# [MATERIAL PROVIDED]
● ● ● ● ● ● ●

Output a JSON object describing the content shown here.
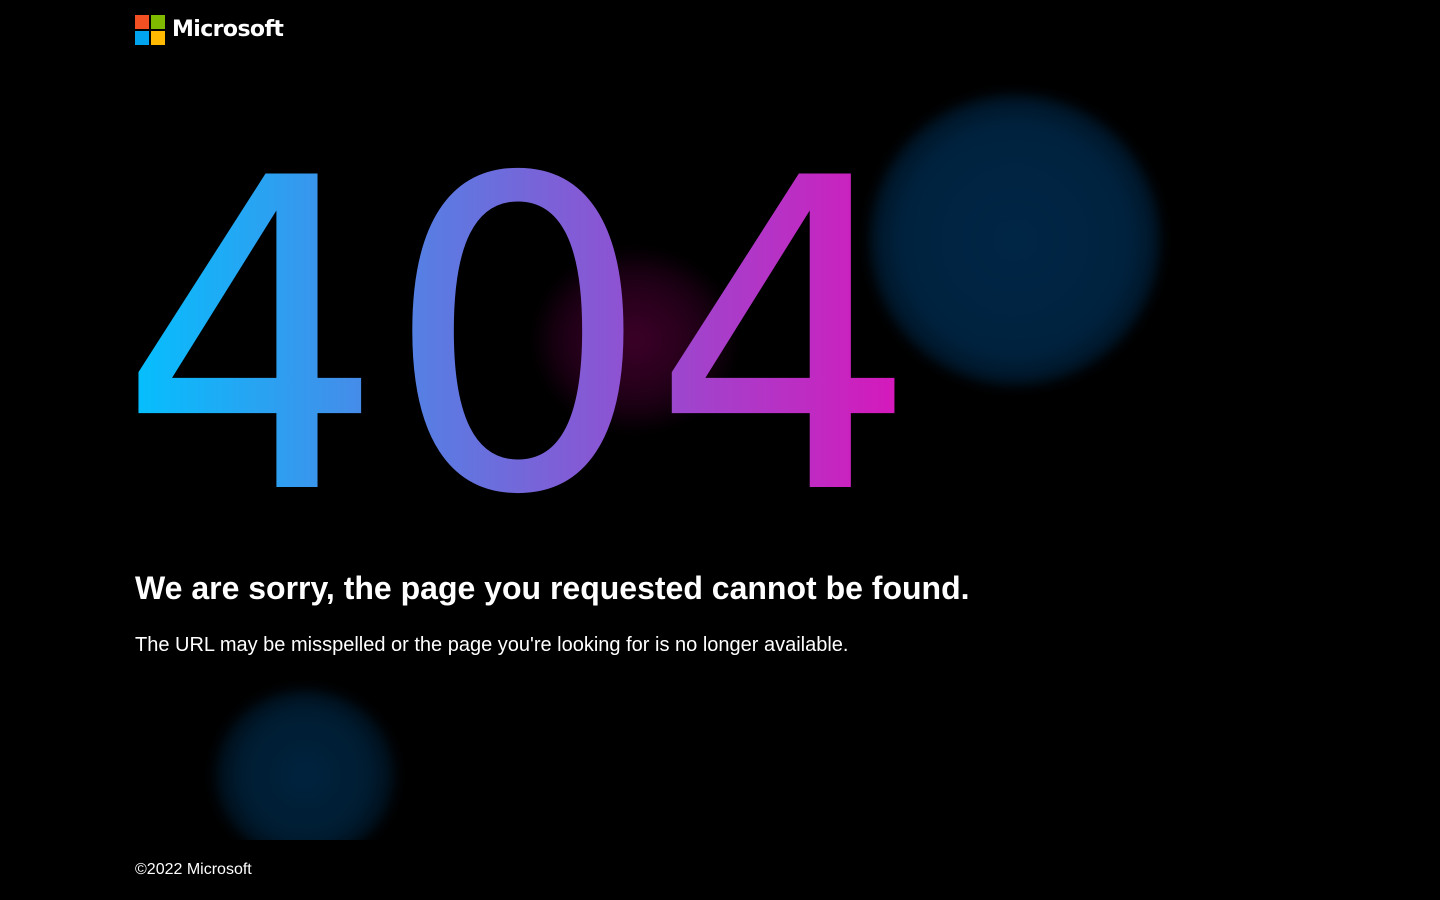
{
  "header": {
    "logo_text": "Microsoft",
    "logo_colors": {
      "red": "#f25022",
      "green": "#7fba00",
      "blue": "#00a4ef",
      "yellow": "#ffb900"
    }
  },
  "error": {
    "code_digits": [
      "4",
      "0",
      "4"
    ],
    "gradient": {
      "start": "#00c3ff",
      "middle": "#7a62d8",
      "end": "#e010b8"
    },
    "title": "We are sorry, the page you requested cannot be found.",
    "message": "The URL may be misspelled or the page you're looking for is no longer available."
  },
  "footer": {
    "copyright": "©2022 Microsoft"
  }
}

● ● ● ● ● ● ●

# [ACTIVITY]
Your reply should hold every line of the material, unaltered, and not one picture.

# [TASK RESULT]
Output a JSON object describing the content shown here.
{
  "header": {
    "logo_text": "Microsoft",
    "logo_colors": {
      "red": "#f25022",
      "green": "#7fba00",
      "blue": "#00a4ef",
      "yellow": "#ffb900"
    }
  },
  "error": {
    "code_digits": [
      "4",
      "0",
      "4"
    ],
    "gradient": {
      "start": "#00c3ff",
      "middle": "#7a62d8",
      "end": "#e010b8"
    },
    "title": "We are sorry, the page you requested cannot be found.",
    "message": "The URL may be misspelled or the page you're looking for is no longer available."
  },
  "footer": {
    "copyright": "©2022 Microsoft"
  }
}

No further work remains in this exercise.